What needs to be done> Count the lines below that hold the word "labels" and say how many, with no other text.

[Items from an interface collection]
****************
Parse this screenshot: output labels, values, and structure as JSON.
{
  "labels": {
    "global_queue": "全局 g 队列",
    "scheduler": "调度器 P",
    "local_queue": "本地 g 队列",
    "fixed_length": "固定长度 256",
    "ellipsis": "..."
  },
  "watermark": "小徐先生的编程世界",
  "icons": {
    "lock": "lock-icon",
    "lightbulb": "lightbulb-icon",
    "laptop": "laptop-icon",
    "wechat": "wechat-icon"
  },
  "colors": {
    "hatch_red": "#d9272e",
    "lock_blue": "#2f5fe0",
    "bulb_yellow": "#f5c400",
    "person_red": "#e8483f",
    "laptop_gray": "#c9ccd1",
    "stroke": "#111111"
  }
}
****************
Output below> 2